About Heckmondwike Rotary Club
President: Mark Jordan
Due to the pandemic we are holding our meetings on Zoom and are continuing to stay active and doing charitable work.
In normal times...
The club meet every Thursday at Healds Hall Hotel, Liversedge (except after Easter, Spring and August Bank Holidays) to socialise, to have a meal and on most weeks to listen to a guest speaker. The first and third meetings of each month are held in the evening starting at 7.30pm with the other meetings at lunchtime starting at 12.30pm.
Guests and New Members
The club always welcomes prospective new members so if you live or work in the area, are in business or a managerial role or retired, then why not come along and find out what we are all about? Contact the Sectretary and he will arrange for you to visit as a guest - you will be most welcome. Our members come from a wide range of backgrounds to share their knowledge with us and there is always something of interest to learn from them.
The History of the Club

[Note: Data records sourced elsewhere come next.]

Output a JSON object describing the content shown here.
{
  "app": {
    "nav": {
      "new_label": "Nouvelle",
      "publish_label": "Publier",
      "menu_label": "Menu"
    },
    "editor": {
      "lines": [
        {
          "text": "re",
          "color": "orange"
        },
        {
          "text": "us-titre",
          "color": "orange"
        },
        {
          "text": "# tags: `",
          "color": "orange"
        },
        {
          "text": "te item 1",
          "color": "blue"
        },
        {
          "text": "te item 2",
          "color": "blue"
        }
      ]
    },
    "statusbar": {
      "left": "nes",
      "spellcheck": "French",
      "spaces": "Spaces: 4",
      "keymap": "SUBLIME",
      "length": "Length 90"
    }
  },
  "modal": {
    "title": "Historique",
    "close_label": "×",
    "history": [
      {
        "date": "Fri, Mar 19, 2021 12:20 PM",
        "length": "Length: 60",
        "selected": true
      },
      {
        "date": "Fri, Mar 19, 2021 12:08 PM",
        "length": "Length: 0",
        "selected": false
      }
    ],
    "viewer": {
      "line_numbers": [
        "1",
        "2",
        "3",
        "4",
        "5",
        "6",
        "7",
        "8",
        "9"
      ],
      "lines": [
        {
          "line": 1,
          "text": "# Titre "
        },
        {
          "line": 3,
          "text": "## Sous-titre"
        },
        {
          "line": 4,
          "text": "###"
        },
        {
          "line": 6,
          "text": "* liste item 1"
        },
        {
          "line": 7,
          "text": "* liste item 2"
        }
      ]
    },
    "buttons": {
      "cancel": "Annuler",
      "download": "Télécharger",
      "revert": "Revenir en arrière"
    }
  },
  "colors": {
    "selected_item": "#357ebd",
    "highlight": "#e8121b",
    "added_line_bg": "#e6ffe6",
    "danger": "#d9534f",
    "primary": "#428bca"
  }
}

A move to establish a Rotary Club in Heckmondwike was first made early in 1931 when the Rotary Club of Dewsbury began a survey of the district. On the 4th March of that year a first meeting was held at the Queen Hotel, Westgate. Eight proposed founders of the club were present and were given information about Rotary from the Chairman of the Yorkshire Extention Committee and five members of the Dewsbury club.
It was decided to form a Rotary Club subject to the proposed boundaries being approved, an on 27th March 1931 Dempster H. Lister* was appointed as the first President of the new club, with 15 founder members. (His son, Rhodes, was a member of the club for many years and his grand-son, Michael, is a current member so keeping up the family tradition of service to the community.)
The Queen Hotel was chosen as the Club Headquarters although the inaugural meeting was held on 16th April at the Masonic Hall with almost 70 people in attendance including 48 visiting Rotarians. Though the first members wholeheartedly accepted the Aims and Objects of Rotary they had some reservations about the Constitution and By-Laws, and these were not adopted as printed until 29th October.
The first Rotary year closed with a membership of 28 made up of 15 founding members and 13 new ones admitted during the year.
The club soon made its mark by winning the Attendance Trophy at three successive District Conferences in 1933, 1934 and 1935 - the first three in the Club's history!
In 1935 the first Vocational service Committee was formed, organising essay competitions and mock interviews for school leavers. Additionally, members of the Club assisted a local school by organising Work Experience Schemes.
In 1944 the old brewery offices in Market Street were for sale, price £750. The Club's Council obtained an option to buy with the intention of making it our permanent headquartes but this was not approved at a Special General Meeting.
When the Inner Wheel Club of Heckmondwike was formed in 1938 for the ladies of Rotarians, one of the first in the district, their President's badge was given by our Club. In that same year the Rotary Club of Cleckheaton & District, which had been formed in 1932 after our territorial limits had been agreed, suggested an adjustment of the boundaries which would have reduced our area. This was firmly resisted.
One of the earliest records of the work of the International Service Committee refers to support given to an Anglo-Egyptian refugee in 1957, arising from the Suez Crisis. A council house was made available, being decorated and furnished by the efforts of Rotarians, Inner Wheel and the Chamber of Trade, and employment found for the head of the family.
Minutes of the early Council meetings show that the attendance rule caused great difficulty for some members, with some having to leave the Club for that reason.
In 1956 two seats were placed in Green Park to mark the Club's 25th anniversary, and the first moves were made to tidy up a derelict plot of land at the top of Beck Lane which had been the site of a wartime emergency water tank. This came to fruition in 1959 when a garden, named The Dempster H. Lister Memorial Garden after the founding President, was handed over to Heckmondwike U.D.C. In 2008 the garden was improved with major renovation work by Kirklees Council.
The Dempster H. Lister Memorial Garden shortly after completion in 1959
Weekly meetings commenced initially at the Queen Hotel. In 1940 the Club had to move to the Oddfellows Institute, lunching on a sandwich and a cup of tea, returning to the Queen Hotel after the war in 1945. In 1973 due to the floor of the upstairs room used at the Queen Hotel becoming unsafe, the venue changed to the Charnwood Restaurant which later (ironically) relocated to the former Oddfellows Institute. The current headquarters is Healds Hall Hotel where we meet each Thursday. In 2017 it was decided that in order to help some members to attend, meetings on the 1st and 3rd Thursdays of each month would be held in the evening, with the others remaining at lunchtime.
* Dempster Lister did a lot of community work in Heckmondwike. In his time he was a member of the Spen Vale Masonic Lodge, a special constable, founded the Heckmondwike Players amateur dramatic society, was the chairman of Heckmondwike Urban District Council for many years, was a Justice of the Peace, organised charabanc trips to the coast for under-priviledged children and ran a successful bakery business. How did he find the time!